* **Exercise goal**:
Every line below that includes the word "高品質印刷" needs to be copied.

* **Exercise inputs**:
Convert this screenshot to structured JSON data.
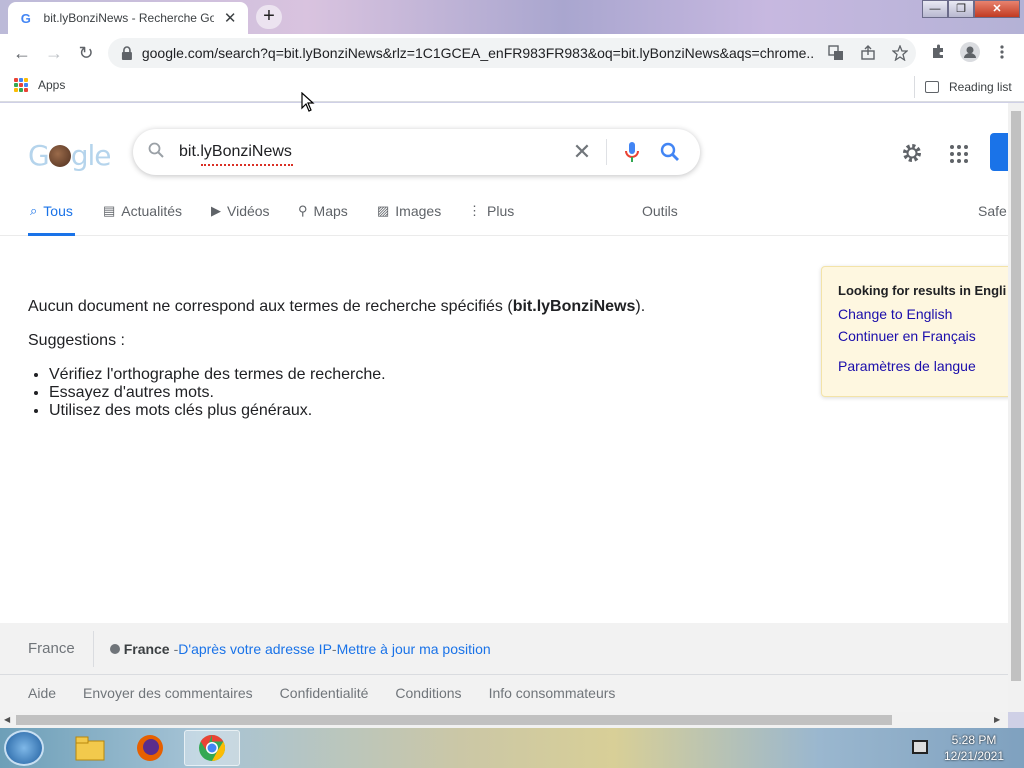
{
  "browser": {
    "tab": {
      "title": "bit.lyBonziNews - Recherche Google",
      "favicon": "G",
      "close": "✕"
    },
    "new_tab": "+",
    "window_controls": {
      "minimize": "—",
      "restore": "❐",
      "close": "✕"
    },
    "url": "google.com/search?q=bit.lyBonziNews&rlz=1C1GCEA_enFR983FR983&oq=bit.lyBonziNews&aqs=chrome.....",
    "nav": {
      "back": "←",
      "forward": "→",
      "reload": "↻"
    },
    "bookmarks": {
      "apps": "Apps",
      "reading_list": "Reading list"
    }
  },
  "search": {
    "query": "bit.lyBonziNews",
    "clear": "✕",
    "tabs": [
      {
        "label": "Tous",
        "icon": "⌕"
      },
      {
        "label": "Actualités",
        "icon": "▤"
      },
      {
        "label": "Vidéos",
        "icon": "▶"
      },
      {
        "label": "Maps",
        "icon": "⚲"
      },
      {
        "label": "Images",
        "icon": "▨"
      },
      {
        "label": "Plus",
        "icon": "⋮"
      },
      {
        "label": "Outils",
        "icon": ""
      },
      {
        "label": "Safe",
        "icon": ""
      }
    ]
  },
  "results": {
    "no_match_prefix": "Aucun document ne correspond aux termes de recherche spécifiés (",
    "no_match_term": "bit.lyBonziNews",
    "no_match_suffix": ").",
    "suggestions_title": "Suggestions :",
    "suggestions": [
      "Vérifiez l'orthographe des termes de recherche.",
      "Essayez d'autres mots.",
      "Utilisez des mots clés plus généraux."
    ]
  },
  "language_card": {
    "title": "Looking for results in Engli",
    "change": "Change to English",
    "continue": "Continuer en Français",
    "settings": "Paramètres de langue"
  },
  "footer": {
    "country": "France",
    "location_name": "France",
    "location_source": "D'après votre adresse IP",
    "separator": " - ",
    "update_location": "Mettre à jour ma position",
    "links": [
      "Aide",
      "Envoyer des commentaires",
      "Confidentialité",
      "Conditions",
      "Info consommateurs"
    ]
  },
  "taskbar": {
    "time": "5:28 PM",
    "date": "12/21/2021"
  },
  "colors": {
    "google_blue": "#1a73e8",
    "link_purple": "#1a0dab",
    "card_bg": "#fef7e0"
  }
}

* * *

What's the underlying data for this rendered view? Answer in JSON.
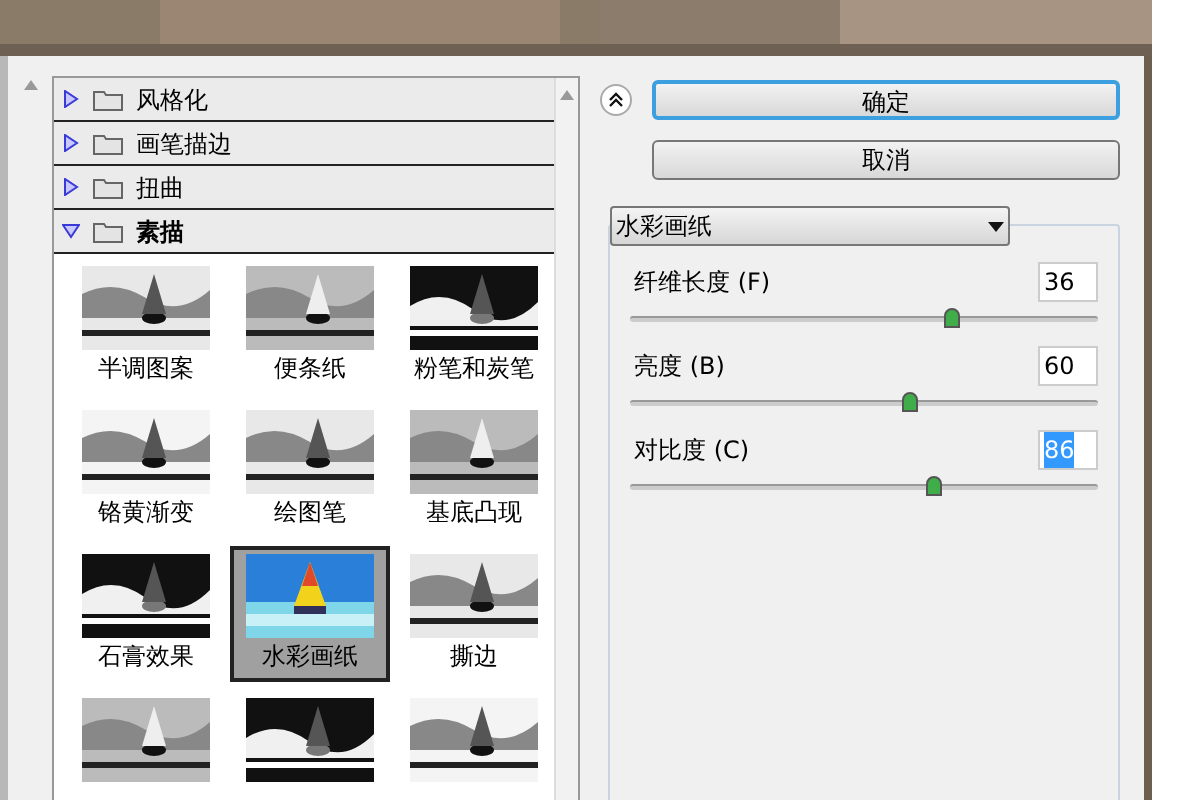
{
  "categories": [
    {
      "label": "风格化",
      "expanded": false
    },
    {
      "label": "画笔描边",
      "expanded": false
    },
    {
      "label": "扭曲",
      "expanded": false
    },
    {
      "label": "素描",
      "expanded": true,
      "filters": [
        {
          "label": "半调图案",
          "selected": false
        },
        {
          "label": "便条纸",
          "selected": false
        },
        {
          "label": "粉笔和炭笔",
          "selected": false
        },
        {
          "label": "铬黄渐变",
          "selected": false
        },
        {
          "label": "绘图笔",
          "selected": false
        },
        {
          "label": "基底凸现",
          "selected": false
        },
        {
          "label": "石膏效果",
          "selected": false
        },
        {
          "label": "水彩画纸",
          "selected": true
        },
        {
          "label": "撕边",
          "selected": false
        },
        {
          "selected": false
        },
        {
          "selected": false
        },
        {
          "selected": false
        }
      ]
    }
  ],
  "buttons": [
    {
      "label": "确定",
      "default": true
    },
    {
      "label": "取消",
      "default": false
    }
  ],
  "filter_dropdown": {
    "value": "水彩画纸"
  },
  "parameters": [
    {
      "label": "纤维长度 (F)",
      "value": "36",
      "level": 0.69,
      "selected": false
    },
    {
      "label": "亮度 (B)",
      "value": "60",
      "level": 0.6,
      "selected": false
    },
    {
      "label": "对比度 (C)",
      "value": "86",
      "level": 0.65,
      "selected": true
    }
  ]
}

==

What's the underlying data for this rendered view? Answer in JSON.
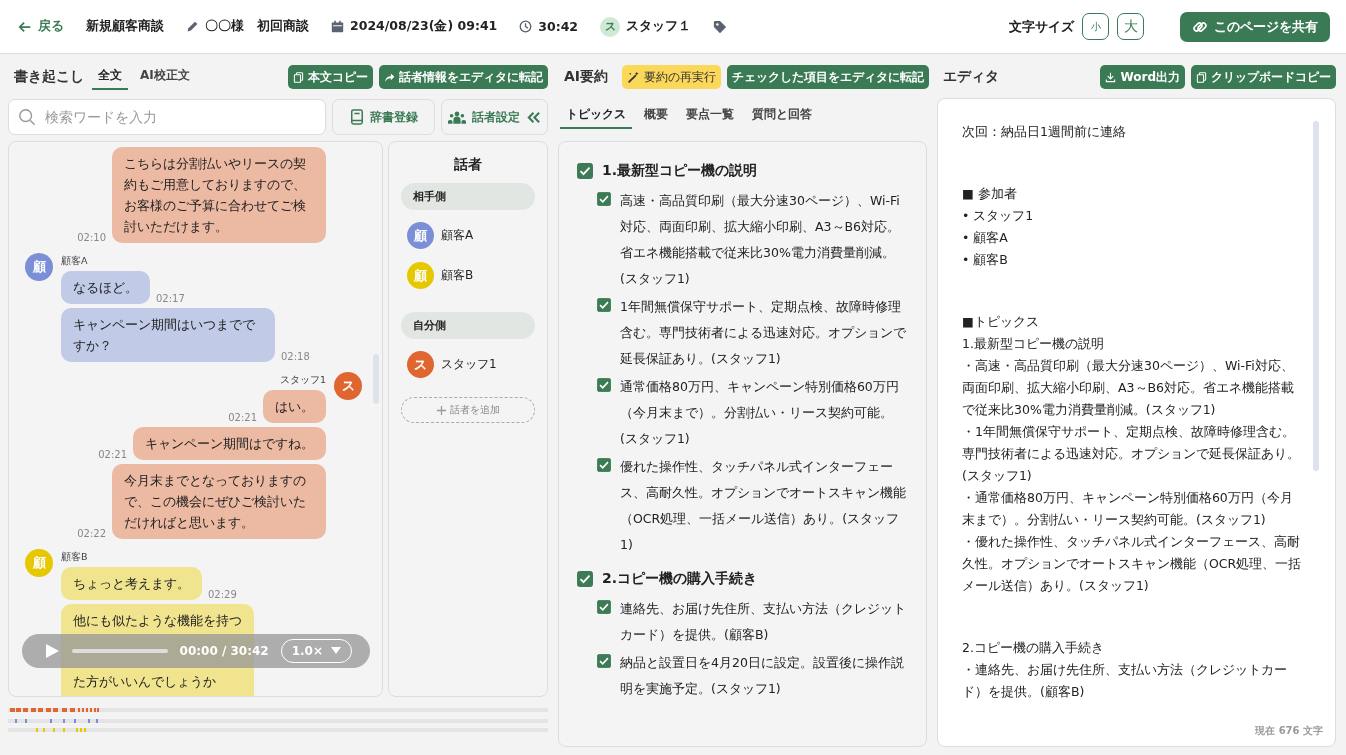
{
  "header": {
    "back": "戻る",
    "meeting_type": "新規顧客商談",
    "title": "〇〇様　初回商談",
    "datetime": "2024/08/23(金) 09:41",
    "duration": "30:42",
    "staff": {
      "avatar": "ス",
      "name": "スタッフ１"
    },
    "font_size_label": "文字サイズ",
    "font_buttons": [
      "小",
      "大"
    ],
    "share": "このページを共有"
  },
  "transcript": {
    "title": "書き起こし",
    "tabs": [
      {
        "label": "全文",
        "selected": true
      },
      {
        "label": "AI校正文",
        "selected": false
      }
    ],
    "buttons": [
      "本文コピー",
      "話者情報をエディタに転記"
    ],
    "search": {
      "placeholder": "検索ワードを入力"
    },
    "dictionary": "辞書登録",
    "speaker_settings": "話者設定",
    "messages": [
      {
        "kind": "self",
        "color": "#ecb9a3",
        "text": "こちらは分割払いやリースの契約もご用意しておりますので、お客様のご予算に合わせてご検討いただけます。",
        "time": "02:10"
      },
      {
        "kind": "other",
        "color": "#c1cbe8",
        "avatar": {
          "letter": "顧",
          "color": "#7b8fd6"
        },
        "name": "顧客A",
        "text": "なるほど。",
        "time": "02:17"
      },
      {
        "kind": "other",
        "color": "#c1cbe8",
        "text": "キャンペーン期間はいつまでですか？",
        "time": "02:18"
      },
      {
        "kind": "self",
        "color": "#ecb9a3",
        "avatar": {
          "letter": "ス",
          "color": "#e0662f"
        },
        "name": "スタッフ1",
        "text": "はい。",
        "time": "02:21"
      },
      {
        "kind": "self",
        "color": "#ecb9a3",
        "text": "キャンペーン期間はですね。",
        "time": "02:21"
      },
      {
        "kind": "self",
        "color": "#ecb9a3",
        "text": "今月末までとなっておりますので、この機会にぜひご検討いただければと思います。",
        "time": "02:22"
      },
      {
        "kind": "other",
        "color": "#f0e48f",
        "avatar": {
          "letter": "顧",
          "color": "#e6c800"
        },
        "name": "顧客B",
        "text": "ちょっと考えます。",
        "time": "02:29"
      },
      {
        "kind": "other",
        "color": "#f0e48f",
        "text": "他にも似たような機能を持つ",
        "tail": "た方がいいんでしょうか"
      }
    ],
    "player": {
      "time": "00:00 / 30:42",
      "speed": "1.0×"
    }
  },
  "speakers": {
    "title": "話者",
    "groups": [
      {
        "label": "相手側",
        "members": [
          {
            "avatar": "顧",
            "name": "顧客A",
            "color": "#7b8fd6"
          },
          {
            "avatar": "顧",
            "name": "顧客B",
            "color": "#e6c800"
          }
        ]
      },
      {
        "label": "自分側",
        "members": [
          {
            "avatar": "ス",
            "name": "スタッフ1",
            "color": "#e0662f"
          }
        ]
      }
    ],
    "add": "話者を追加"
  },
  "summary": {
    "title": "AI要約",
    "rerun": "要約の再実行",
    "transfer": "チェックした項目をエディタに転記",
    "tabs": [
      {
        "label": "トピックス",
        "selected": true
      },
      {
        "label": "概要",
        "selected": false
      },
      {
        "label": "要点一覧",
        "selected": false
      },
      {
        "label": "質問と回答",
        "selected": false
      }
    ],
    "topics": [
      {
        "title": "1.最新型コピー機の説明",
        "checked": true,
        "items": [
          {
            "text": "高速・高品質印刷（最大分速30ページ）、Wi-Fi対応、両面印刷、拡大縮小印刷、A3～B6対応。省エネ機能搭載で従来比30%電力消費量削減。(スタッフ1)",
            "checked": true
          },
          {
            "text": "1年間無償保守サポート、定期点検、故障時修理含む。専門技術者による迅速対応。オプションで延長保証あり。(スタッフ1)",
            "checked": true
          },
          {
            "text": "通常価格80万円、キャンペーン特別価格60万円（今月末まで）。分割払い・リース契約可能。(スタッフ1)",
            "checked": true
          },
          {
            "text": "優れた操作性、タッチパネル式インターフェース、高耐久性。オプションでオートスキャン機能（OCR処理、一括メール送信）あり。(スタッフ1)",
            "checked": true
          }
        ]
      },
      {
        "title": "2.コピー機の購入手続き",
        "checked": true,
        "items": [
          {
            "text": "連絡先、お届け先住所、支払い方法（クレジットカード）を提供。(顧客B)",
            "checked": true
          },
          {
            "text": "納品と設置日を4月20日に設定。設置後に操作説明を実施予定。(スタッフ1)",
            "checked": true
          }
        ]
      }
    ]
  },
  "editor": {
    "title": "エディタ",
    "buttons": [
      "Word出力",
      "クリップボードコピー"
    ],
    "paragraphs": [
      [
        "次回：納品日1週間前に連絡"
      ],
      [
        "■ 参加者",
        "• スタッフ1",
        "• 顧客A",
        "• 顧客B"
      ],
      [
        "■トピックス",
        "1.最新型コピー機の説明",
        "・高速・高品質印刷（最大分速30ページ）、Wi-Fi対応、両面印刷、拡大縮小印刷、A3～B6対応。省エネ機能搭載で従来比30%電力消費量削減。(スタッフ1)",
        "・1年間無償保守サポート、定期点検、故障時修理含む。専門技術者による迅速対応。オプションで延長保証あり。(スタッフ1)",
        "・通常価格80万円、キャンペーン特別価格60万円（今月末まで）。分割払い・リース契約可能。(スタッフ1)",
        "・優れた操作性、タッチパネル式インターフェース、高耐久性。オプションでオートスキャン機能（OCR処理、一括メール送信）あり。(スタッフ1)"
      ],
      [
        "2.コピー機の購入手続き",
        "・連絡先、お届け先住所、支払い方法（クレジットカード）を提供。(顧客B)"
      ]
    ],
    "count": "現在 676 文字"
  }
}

* **Task result**:
            "text": "高速・高品質印刷（最大分速30ページ）、Wi-Fi対応、両面印刷、拡大縮小印刷、A3～B6対応。省エネ機能搭載で従来比30%電力消費量削減。(スタッフ1)",
        "・高速・高品質印刷（最大分速30ページ）、Wi-Fi対応、両面印刷、拡大縮小印刷、A3～B6対応。省エネ機能搭載で従来比30%電力消費量削減。(スタッフ1)",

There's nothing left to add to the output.